== Assigned task ==
Your task is to count the lines of the records that contain "dBInstanceIdentifier". Answer with the number and nothing else.

=== Given data ===

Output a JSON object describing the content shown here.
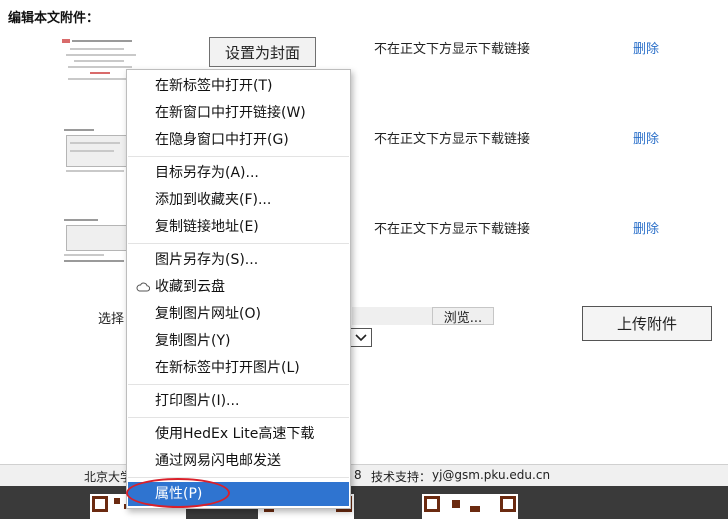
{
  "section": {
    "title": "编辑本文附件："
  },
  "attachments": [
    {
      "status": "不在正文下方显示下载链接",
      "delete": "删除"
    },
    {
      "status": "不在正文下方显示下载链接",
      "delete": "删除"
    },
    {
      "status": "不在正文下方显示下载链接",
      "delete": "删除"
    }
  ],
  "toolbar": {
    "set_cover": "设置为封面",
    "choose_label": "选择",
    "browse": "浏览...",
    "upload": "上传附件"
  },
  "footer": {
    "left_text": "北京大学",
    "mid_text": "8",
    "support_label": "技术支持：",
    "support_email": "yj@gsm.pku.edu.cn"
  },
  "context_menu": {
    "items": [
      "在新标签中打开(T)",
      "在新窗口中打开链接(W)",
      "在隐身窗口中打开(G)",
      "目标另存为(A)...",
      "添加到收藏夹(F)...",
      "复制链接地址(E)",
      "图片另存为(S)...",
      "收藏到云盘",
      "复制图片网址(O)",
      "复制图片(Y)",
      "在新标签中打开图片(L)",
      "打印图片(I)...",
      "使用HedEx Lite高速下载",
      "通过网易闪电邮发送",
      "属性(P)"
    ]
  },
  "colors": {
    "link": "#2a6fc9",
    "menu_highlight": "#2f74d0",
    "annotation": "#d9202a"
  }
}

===
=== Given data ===

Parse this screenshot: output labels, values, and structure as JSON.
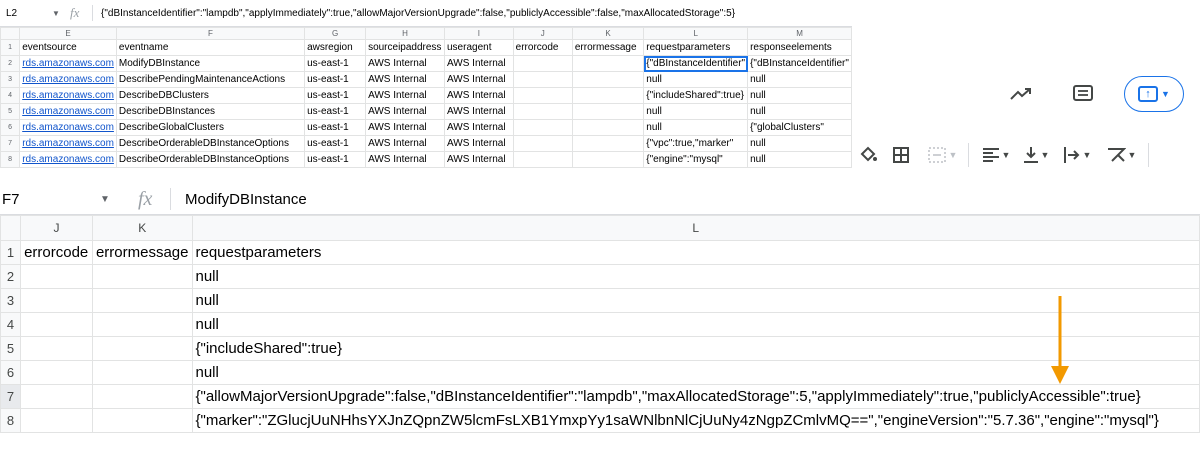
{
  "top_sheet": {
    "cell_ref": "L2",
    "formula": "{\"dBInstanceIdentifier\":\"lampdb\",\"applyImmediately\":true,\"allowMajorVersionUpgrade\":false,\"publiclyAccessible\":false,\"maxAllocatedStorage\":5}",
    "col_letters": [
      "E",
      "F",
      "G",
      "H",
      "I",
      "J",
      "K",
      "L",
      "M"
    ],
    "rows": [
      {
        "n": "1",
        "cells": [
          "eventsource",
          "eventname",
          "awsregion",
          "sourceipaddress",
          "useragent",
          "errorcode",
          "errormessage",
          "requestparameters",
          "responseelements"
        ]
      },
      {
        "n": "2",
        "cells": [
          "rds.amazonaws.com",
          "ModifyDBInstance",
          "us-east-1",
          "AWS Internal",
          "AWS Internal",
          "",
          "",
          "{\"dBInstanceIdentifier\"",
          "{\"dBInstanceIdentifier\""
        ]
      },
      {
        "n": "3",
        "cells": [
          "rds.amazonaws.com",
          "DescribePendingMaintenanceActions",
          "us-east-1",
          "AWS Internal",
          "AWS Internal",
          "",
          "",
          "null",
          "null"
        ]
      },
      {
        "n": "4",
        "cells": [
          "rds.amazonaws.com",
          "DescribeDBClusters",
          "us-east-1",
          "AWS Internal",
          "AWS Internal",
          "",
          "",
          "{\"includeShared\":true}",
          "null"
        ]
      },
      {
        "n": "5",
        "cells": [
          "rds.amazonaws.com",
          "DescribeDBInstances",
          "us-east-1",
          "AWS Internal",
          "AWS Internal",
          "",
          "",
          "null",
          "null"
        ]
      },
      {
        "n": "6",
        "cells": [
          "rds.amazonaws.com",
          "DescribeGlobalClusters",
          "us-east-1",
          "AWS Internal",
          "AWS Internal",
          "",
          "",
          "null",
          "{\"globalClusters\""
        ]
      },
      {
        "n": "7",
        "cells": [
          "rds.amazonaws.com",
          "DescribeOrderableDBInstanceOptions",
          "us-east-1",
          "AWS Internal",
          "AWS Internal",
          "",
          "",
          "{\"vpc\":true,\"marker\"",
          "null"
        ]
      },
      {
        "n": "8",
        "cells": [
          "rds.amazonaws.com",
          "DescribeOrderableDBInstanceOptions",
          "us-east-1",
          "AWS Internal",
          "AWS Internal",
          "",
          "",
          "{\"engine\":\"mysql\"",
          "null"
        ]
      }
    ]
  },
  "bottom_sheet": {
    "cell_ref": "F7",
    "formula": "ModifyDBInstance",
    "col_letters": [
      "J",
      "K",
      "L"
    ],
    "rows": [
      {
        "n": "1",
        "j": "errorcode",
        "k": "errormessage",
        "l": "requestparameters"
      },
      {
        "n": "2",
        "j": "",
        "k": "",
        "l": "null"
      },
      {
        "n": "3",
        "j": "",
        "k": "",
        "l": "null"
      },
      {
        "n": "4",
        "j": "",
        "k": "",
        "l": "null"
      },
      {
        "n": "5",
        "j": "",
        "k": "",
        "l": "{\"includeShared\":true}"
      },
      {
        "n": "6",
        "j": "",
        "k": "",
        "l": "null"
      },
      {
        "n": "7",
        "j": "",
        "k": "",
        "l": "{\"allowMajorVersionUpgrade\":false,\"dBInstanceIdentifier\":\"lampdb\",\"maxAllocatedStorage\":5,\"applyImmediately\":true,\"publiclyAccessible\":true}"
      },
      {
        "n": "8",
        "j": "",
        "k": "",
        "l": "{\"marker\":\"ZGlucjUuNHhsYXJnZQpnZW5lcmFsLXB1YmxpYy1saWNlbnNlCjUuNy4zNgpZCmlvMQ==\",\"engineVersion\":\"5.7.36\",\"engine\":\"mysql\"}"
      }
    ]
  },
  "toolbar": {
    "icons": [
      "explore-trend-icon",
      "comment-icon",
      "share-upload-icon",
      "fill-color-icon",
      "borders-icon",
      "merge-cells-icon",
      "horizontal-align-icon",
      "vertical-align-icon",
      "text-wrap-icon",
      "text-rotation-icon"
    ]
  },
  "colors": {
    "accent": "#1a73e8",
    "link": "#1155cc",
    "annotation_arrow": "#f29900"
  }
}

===

== Output below ==
4